I learned a lot in the first grade: how to read, write and do arithmetic. And then after the first grade I have no memories of school until 7th or 8th grade. It’s all a blank. I’m not sure why. Maybe it was because as a family we moved a lot. From age 6 to age 13, I would say we moved about six times to different houses and schools. So, I had so many different teachers and class mates. I really can’t tell you what happened to me, but my guess is that all the mental confusion of moving, along with family troubles, caused me to just shut down.

I do have one school memory—a very unpleasant one. I can’t tell you what school or grade it was, but I was sitting, looking out the window, and the teacher came over and grabbed me by my ear and almost pulled it off.  She didn’t like that I was day dreaming instead of paying attention to her teaching. So, I have a feeling that that was what my school life was like all the time: sitting in class, but wishing I was somewhere else, anywhere but school.

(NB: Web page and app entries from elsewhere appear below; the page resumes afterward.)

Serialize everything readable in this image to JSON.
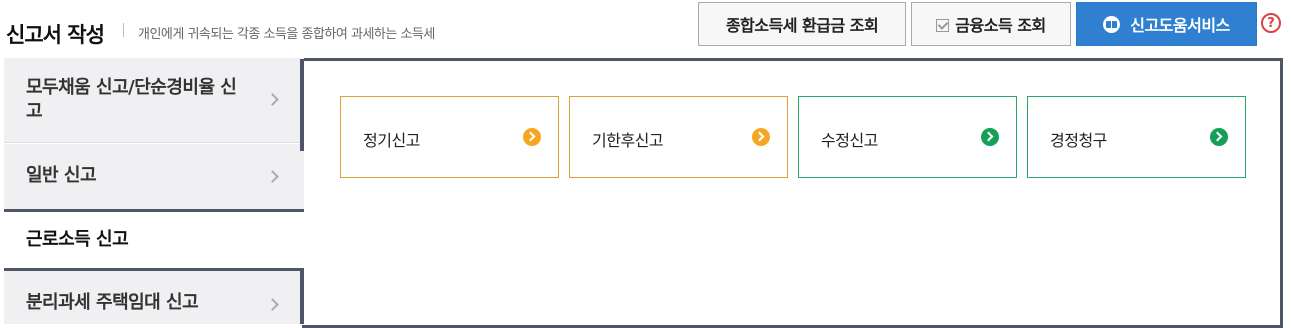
{
  "header": {
    "title": "신고서 작성",
    "description": "개인에게 귀속되는 각종 소득을 종합하여 과세하는 소득세",
    "buttons": {
      "refund_inquiry": "종합소득세 환급금 조회",
      "finance_income": "금융소득 조회",
      "help_service": "신고도움서비스"
    },
    "help_icon": "?"
  },
  "sidebar": {
    "items": [
      {
        "label": "모두채움 신고/단순경비율 신고",
        "active": false
      },
      {
        "label": "일반 신고",
        "active": false
      },
      {
        "label": "근로소득 신고",
        "active": true
      },
      {
        "label": "분리과세 주택임대 신고",
        "active": false
      }
    ]
  },
  "cards": [
    {
      "label": "정기신고",
      "color": "#f5a623"
    },
    {
      "label": "기한후신고",
      "color": "#f5a623"
    },
    {
      "label": "수정신고",
      "color": "#15a057"
    },
    {
      "label": "경정청구",
      "color": "#15a057"
    }
  ],
  "colors": {
    "primary": "#2f80d0",
    "frame": "#4d5566",
    "orange": "#f5a623",
    "green": "#15a057",
    "help": "#e04040"
  },
  "icons": [
    "check-icon",
    "book-icon",
    "question-circle-icon",
    "chevron-right-icon",
    "arrow-circle-right-icon"
  ]
}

Oh, one more thing I remember about first grade. Walking there. I don’t remember ever getting a ride to school. The three of us kids always had to walk. My sister Diane was two years older than me, and my brother Mark was one year younger. Anyway, it was a long way to walk for us kids, more than a mile I’m sure. It was a gravel road all the way, and rarely would we see cars on the road. So we usually just walked down the middle of the road. I don’t know why I did it, but I can remember picking up rocks from the road and throwing them toward, and even at, my sister. I guess at that age I didn’t have much of a sense that little rocks could actually hurt someone. I know I wasn’t especially close to my sister, but still, throwing rocks at her was a terrible thing to do, and I regret it.